Suidas s.v. Kharybdis (trans. Suda On Line) (Byzantine Greek Lexicon C10th A.D.) :
"Kharybdis (Charybdis): It sucks up the sea around Gadeira and furiously spirals around again. It is said that it all leads down to chaos and destruction. Priskos (Priscus) says about Kharybdis: ‘They sail by Sikelia (Sicily) in front of Messene and by the strait of Italy where Kharybdis [is], taking in stormy winds, and sucking those men in. Kharybdis and Skylla (Scylla), lying in a narrow place, are subject to the currents of the oceans and sink those sailing past. There Odysseus lost all his companions with the ships; he himself was carried away hanging on to a board in the currents of the sea.’"

The ancient Greek scholia on Homer's Odyssey give several different accounts of the origin of Kharybdis. In one she was a daughter of Pontos (Sea) and Gaia (Earth) who laid siege to the land with her waves. Zeus, in anger, captured and chained her to the sea-bed. In another tale, she was a voracious women who stole the cattle of Herakles. For this reason Zeus cast her into the sea with the strike of a thunderbolt.

The Greeks had a verb ekcha rubdizô, which meant to swallow like Kharybdis.
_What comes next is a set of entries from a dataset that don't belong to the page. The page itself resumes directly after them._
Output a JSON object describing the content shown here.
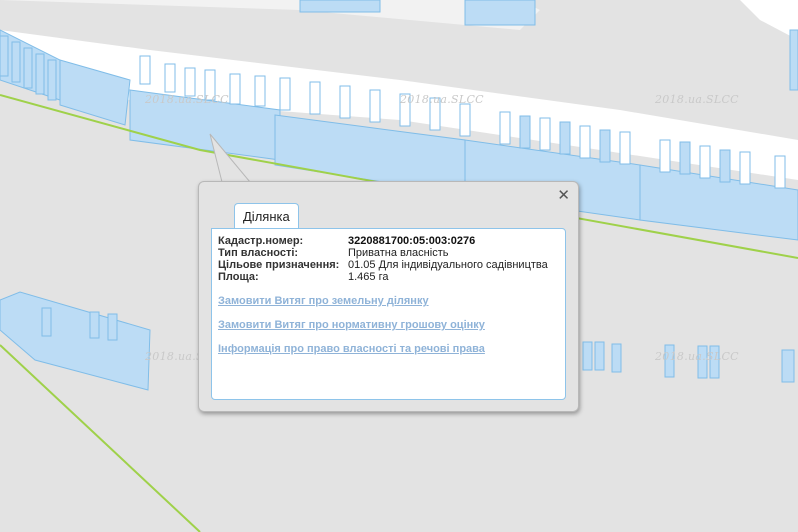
{
  "map": {
    "watermark": "2018.ua.SLCC",
    "colors": {
      "background": "#e3e3e3",
      "parcel_fill": "#bcdcf5",
      "parcel_stroke": "#80bde8",
      "river_fill": "#ffffff",
      "boundary_line": "#9fd14a"
    }
  },
  "popup": {
    "tab_title": "Ділянка",
    "close_icon": "close-icon",
    "fields": [
      {
        "label": "Кадастр.номер:",
        "value": "3220881700:05:003:0276"
      },
      {
        "label": "Тип власності:",
        "value": "Приватна власність"
      },
      {
        "label": "Цільове призначення:",
        "value": "01.05 Для індивідуального садівництва"
      },
      {
        "label": "Площа:",
        "value": "1.465 га"
      }
    ],
    "links": [
      {
        "text": "Замовити Витяг про земельну ділянку"
      },
      {
        "text": "Замовити Витяг про нормативну грошову оцінку"
      },
      {
        "text": "Інформація про право власності та речові права"
      }
    ]
  }
}
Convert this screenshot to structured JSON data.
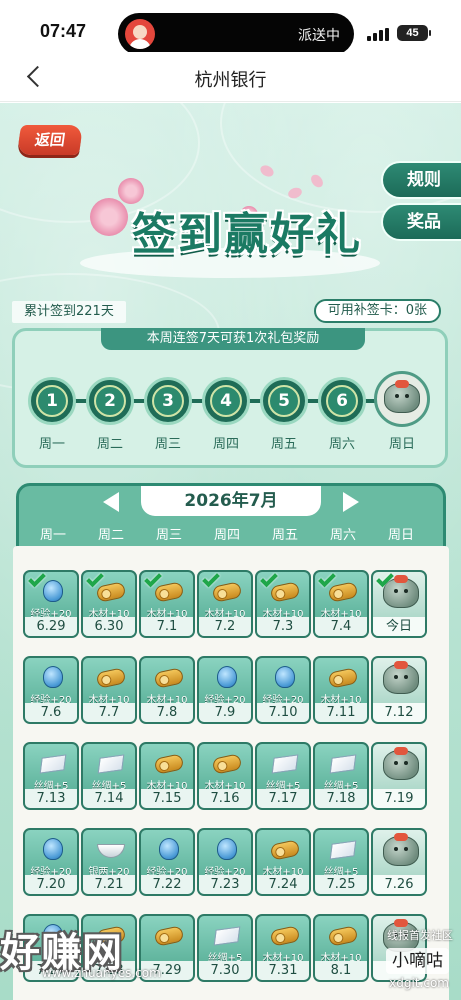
{
  "status": {
    "time": "07:47",
    "activity": "派送中",
    "battery": "45"
  },
  "nav": {
    "title": "杭州银行"
  },
  "page": {
    "back_label": "返回",
    "rules_label": "规则",
    "prizes_label": "奖品",
    "title": "签到赢好礼",
    "total_days": "累计签到221天",
    "makeup_cards": "可用补签卡：0张"
  },
  "week": {
    "banner": "本周连签7天可获1次礼包奖励",
    "days": [
      {
        "num": "1",
        "label": "周一"
      },
      {
        "num": "2",
        "label": "周二"
      },
      {
        "num": "3",
        "label": "周三"
      },
      {
        "num": "4",
        "label": "周四"
      },
      {
        "num": "5",
        "label": "周五"
      },
      {
        "num": "6",
        "label": "周六"
      },
      {
        "num": "",
        "label": "周日"
      }
    ]
  },
  "calendar": {
    "month": "2026年7月",
    "weekdays": [
      "周一",
      "周二",
      "周三",
      "周四",
      "周五",
      "周六",
      "周日"
    ],
    "rows": [
      [
        {
          "reward": "经验+20",
          "date": "6.29",
          "icon": "exp",
          "checked": true
        },
        {
          "reward": "木材+10",
          "date": "6.30",
          "icon": "wood",
          "checked": true
        },
        {
          "reward": "木材+10",
          "date": "7.1",
          "icon": "wood",
          "checked": true
        },
        {
          "reward": "木材+10",
          "date": "7.2",
          "icon": "wood",
          "checked": true
        },
        {
          "reward": "木材+10",
          "date": "7.3",
          "icon": "wood",
          "checked": true
        },
        {
          "reward": "木材+10",
          "date": "7.4",
          "icon": "wood",
          "checked": true
        },
        {
          "reward": "",
          "date": "今日",
          "icon": "bag",
          "checked": true
        }
      ],
      [
        {
          "reward": "经验+20",
          "date": "7.6",
          "icon": "exp",
          "checked": false
        },
        {
          "reward": "木材+10",
          "date": "7.7",
          "icon": "wood",
          "checked": false
        },
        {
          "reward": "木材+10",
          "date": "7.8",
          "icon": "wood",
          "checked": false
        },
        {
          "reward": "经验+20",
          "date": "7.9",
          "icon": "exp",
          "checked": false
        },
        {
          "reward": "经验+20",
          "date": "7.10",
          "icon": "exp",
          "checked": false
        },
        {
          "reward": "木材+10",
          "date": "7.11",
          "icon": "wood",
          "checked": false
        },
        {
          "reward": "",
          "date": "7.12",
          "icon": "bag",
          "checked": false
        }
      ],
      [
        {
          "reward": "丝绸+5",
          "date": "7.13",
          "icon": "silk",
          "checked": false
        },
        {
          "reward": "丝绸+5",
          "date": "7.14",
          "icon": "silk",
          "checked": false
        },
        {
          "reward": "木材+10",
          "date": "7.15",
          "icon": "wood",
          "checked": false
        },
        {
          "reward": "木材+10",
          "date": "7.16",
          "icon": "wood",
          "checked": false
        },
        {
          "reward": "丝绸+5",
          "date": "7.17",
          "icon": "silk",
          "checked": false
        },
        {
          "reward": "丝绸+5",
          "date": "7.18",
          "icon": "silk",
          "checked": false
        },
        {
          "reward": "",
          "date": "7.19",
          "icon": "bag",
          "checked": false
        }
      ],
      [
        {
          "reward": "经验+20",
          "date": "7.20",
          "icon": "exp",
          "checked": false
        },
        {
          "reward": "银两+20",
          "date": "7.21",
          "icon": "silver",
          "checked": false
        },
        {
          "reward": "经验+20",
          "date": "7.22",
          "icon": "exp",
          "checked": false
        },
        {
          "reward": "经验+20",
          "date": "7.23",
          "icon": "exp",
          "checked": false
        },
        {
          "reward": "木材+10",
          "date": "7.24",
          "icon": "wood",
          "checked": false
        },
        {
          "reward": "丝绸+5",
          "date": "7.25",
          "icon": "silk",
          "checked": false
        },
        {
          "reward": "",
          "date": "7.26",
          "icon": "bag",
          "checked": false
        }
      ],
      [
        {
          "reward": "",
          "date": "7.27",
          "icon": "exp",
          "checked": false
        },
        {
          "reward": "",
          "date": "7.28",
          "icon": "wood",
          "checked": false
        },
        {
          "reward": "",
          "date": "7.29",
          "icon": "wood",
          "checked": false
        },
        {
          "reward": "丝绸+5",
          "date": "7.30",
          "icon": "silk",
          "checked": false
        },
        {
          "reward": "木材+10",
          "date": "7.31",
          "icon": "wood",
          "checked": false
        },
        {
          "reward": "木材+10",
          "date": "8.1",
          "icon": "wood",
          "checked": false
        },
        {
          "reward": "",
          "date": "",
          "icon": "bag",
          "checked": false
        }
      ]
    ]
  },
  "watermark": {
    "main": "好赚网",
    "sub": "www.zhuanyes.com",
    "right_top": "线报首发社区",
    "right_box": "小嘀咕",
    "right_site": "xdgit.com"
  },
  "colors": {
    "accent": "#2d8a72",
    "back_button": "#e04a32",
    "check": "#1fa64a"
  }
}
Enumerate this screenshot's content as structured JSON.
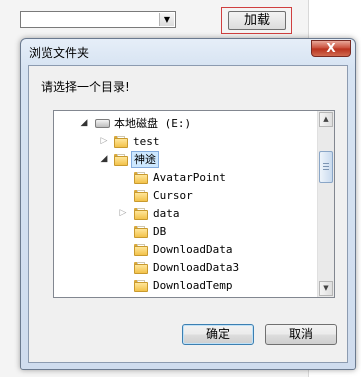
{
  "background": {
    "load_button_label": "加载"
  },
  "dialog": {
    "title": "浏览文件夹",
    "close_label": "X",
    "prompt": "请选择一个目录!",
    "ok_label": "确定",
    "cancel_label": "取消"
  },
  "tree": {
    "drive_label": "本地磁盘 (E:)",
    "items": [
      {
        "label": "test"
      },
      {
        "label": "神途"
      },
      {
        "label": "AvatarPoint"
      },
      {
        "label": "Cursor"
      },
      {
        "label": "data"
      },
      {
        "label": "DB"
      },
      {
        "label": "DownloadData"
      },
      {
        "label": "DownloadData3"
      },
      {
        "label": "DownloadTemp"
      }
    ]
  },
  "icons": {
    "combo_arrow": "▼",
    "expanded": "◢",
    "collapsed": "▷",
    "scroll_up": "▲",
    "scroll_down": "▼"
  }
}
According to Hesykhios s.v. anepothe this verb was invented by Pherekydes to describe those who were glutonous.


Sources:

  • Homer, The Odyssey - Greek Epic C8th B.C.
  • Greek Lyric III Simonides, Fragments - Greek Lyric C6th-5th B.C.
  • Apollodorus, The Library - Greek Mythography C2nd B.C.
  • Apollonius Rhodius, The Argonautica - Greek Epic C3rd B.C.
  • Lycophron, Alexandra - Greek Poetry C3rd B.C.
  • Strabo, Geography - Greek Geography C1st B.C. - C1st A.D.
  • Hyginus, Fabulae - Latin Mythography C2nd A.D.
  • Virgil, Aeneid - Latin Epic C1st B.C.
  • Ovid, Metamorphoses - Latin Epic C1st B.C. - C1st A.D.
  • Ovid, Heroides - Latin Poetry C1st B.C. - C1st A.D.
  • Propertius, Elegies - Latin Elegy C1st B.C.
  • Seneca, Medea - Latin Tragedy C1st A.D.
  • Pliny the Elder, Natural History - Latin Encyclopedia C1st A.D.
  • Statius, Silvae - Latin Epic C1st A.D.
  • Suidas - Byzantine Greek Lexicon C10th A.D.

Other references not currently quoted here: Argonautica Orphica 1254; Scholiast on Homer's Odyssey